ADHD Medications Do Not Cause Genetic Damage In Children
In contrast to recent findings, two of the most common medications used to treat attention deficit hyperactivity disorder (ADHD) do not appear to cause genetic damage in children who take them as prescribed, according to a new study by researchers at the National Institutes of Health (NIH) and Duke University Medical Center.
The study published online this month in the Journal of the American Academy of Child and Adolescent Psychiatry (JAACAP) provides new evidence that therapeutic doses of stimulant medications, such as methylphenidate and amphetamine, do not cause cytogenetic (chromosomal) damage in humans. The researchers looked at three measures of cytogenetic damage in white blood cells of each child participating in the study and found no evidence of any changes after three months of continuous treatment.
"This is good news for parents," said Kristine L. Witt, M.Sc., a genetic toxicologist at the National Institute of Environmental Health Sciences (NIEHS) and co-author on the study, which was funded through the Best Pharmaceuticals for Children Act by NIEHS and the Eunice Kennedy Shriver National Institute of Child Health and Human Development (NICHD), both parts of NIH. "Our results indicate that methylphenidate- and amphetamine-based products do not induce cytogenetic damage in children."
The researchers involved emphasize that the findings should not be interpreted as final proof of the long-term safety of stimulant drugs for the treatment of ADHD. "More research and close monitoring of children taking these medications for extended periods of time is needed to fully evaluate the physical and behavioral effects of prolonged treatment with stimulants," noted Scott H. Kollins, Ph.D., director of the Duke ADHD Program, where the study was conducted and a co-author of the paper.
ADHD is a disorder characterized by attention problems, impulsivity, and hyperactivity.

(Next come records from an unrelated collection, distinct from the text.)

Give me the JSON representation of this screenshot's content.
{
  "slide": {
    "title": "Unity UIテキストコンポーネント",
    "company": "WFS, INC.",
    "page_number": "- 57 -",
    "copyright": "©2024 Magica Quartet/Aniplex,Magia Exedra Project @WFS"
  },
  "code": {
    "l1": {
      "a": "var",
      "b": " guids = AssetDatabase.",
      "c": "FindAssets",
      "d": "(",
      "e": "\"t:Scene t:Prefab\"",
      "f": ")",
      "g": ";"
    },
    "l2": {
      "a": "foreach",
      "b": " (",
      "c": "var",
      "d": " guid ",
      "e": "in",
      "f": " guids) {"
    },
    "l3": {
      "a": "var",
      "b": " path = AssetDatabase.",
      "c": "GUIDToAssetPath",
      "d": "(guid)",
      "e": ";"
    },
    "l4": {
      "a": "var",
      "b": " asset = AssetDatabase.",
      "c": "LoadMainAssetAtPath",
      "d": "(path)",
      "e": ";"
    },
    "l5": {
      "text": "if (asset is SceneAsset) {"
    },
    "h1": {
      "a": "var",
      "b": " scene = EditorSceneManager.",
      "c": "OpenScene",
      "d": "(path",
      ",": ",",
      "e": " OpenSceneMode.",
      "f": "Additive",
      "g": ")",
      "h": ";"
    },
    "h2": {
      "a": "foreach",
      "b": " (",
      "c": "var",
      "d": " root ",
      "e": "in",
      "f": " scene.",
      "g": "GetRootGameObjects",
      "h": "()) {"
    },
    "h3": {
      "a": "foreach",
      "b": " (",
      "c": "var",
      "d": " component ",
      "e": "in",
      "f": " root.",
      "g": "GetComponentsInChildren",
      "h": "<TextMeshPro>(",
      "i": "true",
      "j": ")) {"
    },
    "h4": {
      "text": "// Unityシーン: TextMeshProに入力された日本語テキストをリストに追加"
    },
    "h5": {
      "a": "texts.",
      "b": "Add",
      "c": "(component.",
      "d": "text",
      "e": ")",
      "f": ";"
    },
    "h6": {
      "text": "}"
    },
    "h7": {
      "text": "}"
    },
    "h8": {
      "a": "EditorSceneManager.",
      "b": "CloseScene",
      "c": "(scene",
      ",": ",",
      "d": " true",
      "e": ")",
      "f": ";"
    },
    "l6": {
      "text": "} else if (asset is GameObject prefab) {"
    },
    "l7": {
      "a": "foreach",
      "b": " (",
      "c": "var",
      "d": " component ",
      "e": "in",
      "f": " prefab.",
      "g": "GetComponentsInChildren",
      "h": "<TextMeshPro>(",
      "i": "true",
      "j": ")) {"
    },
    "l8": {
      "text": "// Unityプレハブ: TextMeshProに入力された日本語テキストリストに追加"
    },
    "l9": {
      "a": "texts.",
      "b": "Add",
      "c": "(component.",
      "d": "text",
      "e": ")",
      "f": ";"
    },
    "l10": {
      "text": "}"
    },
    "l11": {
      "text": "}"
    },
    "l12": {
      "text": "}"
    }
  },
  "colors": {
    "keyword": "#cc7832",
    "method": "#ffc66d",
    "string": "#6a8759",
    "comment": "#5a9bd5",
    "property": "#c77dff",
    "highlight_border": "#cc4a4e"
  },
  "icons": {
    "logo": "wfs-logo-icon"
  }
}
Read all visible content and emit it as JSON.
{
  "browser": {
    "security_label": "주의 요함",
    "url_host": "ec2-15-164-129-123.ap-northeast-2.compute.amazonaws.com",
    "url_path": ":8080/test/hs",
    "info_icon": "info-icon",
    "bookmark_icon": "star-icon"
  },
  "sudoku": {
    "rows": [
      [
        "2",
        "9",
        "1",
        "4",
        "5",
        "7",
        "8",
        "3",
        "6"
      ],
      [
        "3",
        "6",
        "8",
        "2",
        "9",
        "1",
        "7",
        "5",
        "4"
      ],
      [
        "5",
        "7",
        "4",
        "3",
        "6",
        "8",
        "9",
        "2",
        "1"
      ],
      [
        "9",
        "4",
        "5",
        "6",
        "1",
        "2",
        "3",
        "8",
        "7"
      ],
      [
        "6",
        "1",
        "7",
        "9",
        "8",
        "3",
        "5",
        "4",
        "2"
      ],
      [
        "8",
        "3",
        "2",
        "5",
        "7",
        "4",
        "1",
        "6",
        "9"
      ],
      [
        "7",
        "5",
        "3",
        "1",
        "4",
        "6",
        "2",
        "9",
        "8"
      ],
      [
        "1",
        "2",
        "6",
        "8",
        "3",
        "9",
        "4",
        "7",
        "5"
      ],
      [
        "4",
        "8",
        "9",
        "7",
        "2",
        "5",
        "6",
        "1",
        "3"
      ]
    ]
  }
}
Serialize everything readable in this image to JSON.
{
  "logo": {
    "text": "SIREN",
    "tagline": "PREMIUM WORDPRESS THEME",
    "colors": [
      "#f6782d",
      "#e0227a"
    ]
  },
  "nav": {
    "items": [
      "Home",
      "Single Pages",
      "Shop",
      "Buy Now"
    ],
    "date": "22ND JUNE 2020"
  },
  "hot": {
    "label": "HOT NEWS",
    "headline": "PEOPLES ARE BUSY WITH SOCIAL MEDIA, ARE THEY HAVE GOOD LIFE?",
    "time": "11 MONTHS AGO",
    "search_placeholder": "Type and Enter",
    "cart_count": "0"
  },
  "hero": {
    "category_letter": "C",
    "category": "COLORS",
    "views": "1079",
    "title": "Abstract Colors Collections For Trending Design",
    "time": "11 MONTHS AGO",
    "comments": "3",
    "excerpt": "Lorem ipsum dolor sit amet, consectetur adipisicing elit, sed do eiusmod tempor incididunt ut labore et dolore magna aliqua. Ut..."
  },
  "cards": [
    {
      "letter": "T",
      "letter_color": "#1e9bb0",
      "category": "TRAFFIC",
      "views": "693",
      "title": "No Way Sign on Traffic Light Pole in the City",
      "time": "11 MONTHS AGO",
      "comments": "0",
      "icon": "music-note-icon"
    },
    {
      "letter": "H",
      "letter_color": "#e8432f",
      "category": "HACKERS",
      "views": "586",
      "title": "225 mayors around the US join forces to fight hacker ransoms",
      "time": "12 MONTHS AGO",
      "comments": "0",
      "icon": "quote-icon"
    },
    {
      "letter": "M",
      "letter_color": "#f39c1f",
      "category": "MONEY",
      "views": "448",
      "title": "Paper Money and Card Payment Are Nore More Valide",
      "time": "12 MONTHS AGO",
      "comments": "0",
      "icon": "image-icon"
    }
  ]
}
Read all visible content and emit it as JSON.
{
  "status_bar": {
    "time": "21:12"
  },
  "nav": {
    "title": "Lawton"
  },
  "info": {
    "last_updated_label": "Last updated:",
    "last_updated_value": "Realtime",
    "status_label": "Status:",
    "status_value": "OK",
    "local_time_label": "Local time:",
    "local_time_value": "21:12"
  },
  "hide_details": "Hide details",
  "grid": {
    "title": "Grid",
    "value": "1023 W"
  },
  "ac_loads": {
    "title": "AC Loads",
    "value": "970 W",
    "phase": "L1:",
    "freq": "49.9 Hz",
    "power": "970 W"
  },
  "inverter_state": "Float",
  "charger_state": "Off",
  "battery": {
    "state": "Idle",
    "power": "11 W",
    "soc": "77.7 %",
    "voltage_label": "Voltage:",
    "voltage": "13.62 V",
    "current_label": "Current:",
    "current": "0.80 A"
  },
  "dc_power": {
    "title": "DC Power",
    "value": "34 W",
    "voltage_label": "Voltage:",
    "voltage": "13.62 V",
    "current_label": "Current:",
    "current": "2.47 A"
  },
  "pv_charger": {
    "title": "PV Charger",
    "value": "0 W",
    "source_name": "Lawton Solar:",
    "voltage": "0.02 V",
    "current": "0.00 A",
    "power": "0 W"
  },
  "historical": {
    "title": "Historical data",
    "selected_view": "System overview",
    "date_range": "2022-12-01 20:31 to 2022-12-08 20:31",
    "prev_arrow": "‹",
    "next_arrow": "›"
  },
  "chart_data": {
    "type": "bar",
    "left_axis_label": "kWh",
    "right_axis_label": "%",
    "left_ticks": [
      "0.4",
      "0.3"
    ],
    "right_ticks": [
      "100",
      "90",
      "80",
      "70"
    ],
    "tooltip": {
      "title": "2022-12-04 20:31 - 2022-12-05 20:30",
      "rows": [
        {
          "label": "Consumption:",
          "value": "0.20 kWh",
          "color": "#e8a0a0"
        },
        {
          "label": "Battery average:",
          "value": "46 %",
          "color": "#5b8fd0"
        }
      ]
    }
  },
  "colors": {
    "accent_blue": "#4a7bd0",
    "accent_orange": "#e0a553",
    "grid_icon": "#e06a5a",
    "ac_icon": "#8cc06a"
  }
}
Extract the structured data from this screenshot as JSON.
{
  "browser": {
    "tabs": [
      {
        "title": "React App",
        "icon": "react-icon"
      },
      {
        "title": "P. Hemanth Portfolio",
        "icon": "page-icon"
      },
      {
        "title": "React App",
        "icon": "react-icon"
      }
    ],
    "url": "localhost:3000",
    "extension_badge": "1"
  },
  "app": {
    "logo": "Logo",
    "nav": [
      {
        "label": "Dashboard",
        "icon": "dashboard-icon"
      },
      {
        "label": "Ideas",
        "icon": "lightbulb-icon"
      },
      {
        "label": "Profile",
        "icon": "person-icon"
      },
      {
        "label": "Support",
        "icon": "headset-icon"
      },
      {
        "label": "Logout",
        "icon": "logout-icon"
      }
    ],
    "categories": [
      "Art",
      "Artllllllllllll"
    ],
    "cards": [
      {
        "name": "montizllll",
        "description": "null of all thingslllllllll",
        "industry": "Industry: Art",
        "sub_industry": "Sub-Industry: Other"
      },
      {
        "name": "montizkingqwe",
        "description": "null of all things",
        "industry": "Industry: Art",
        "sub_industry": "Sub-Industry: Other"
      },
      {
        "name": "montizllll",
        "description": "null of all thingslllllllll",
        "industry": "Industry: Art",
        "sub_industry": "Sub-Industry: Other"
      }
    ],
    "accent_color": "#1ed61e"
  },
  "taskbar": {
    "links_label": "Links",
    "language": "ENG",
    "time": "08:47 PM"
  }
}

About 3 to 5 percent of children in the United States have been diagnosed with the disorder, although several studies suggest 7 to 12 percent of children may be affected.
The current study included 63 children, ranging from 6–12 years of age, who met full criteria for ADHD but who had not previously been treated with stimulant medications. Children in the study were divided into two groups and treated by a board-certified child psychiatrist with either methylphenidate (commercially available as Ritalin LA and Concerta) or with mixed amphetamine salts (Adderall and Adderall XR). Blood samples were taken before the medication was started to establish baseline values for the cytogenetic measures that were analyzed in the study, and a second sample was collected after three months of continuous treatment. Forty-seven children completed the full three-month treatment schedule.
The researchers found no significant differences between the two groups of children with regard to age, gender, race, body weight, height, or ADHD subtype. The groups also showed very similar ADHD symptom levels at initial screening and children in both groups responded equally well to the medication.
The researchers looked at three standard indicators of chromosomal damage: structural chromosomal aberrations (breaks in chromosomes), micronuclei (small nuclei consisting of chromosome fragments produced by breakage or whole chromosomes lost from the main nucleus after the cell divides), and sister chromatid exchanges (exchanges of genetic material between a pair of identical chromosomes). "We did not see any significant treatment-related increases in any of these three endpoints," said Donald R. Mattison, M.D., senior advisor to the director at NICHD. "These results add to a growing body of evidence that therapeutic levels of these medications do not damage chromosomes," he said.